Willie Levenson, ringleader of the Human Access Project, has been working for three years to clear rocks and other obstructions from a slice of riverfront due south of the Hawthorne Bridge, downhill from the Vera Katz Esplanade. Levenson says DEQ toxicologists and others assure him the river is “perfectly safe” to swim in now. However, he is anxious to see the PCB contamination addressed, and is pleased with the cooperation so far by PGE and the DEQ.

“I’m excited to see something happening,” Levenson says.

Gainer says he’s already prepared some draft comments on PGE’s cleanup plan and expects to deliver them formally soon. He hinted that one area of disagreement may be on the size of the caps, with DEQ seeking a larger footprint than the ones proposed by PGE and URS.

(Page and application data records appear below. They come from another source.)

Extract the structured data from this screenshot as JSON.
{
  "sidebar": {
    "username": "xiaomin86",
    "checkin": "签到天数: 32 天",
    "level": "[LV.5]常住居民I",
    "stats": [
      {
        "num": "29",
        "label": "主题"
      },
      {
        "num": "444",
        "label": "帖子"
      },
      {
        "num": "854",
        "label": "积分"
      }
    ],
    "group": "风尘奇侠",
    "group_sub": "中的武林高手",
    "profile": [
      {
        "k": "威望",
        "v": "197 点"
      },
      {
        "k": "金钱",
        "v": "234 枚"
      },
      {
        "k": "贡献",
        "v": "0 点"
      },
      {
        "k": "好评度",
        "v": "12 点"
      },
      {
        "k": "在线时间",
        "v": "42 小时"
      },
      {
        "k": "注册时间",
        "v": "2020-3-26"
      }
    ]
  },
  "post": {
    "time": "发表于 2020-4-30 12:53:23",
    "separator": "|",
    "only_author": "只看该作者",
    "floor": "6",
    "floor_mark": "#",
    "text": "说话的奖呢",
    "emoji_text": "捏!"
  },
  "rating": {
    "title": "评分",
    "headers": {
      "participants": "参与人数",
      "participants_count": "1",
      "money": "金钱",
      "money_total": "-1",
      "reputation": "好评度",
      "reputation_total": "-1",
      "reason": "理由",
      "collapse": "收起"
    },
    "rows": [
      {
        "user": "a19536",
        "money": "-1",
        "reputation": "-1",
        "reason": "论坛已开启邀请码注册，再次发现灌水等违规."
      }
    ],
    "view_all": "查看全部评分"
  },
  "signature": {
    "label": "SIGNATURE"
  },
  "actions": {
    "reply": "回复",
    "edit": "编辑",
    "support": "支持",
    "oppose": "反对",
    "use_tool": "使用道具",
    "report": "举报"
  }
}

Once DEQ approves a final cleanup plan, the state agency would have to negotiate another agreement with PGE to take responsibility for doing the work. PGE, if it fulfills that role, then would have the option of seeking contributions from others believed partly responsible for the pollution. Securing money from other responsible parties would not be up to DEQ, Gainer says.

In contrast to the federal Superfund process, which is dragging on with no cleanup in sight, state regulators hope the two sites near downtown can be cleaned up in 2015.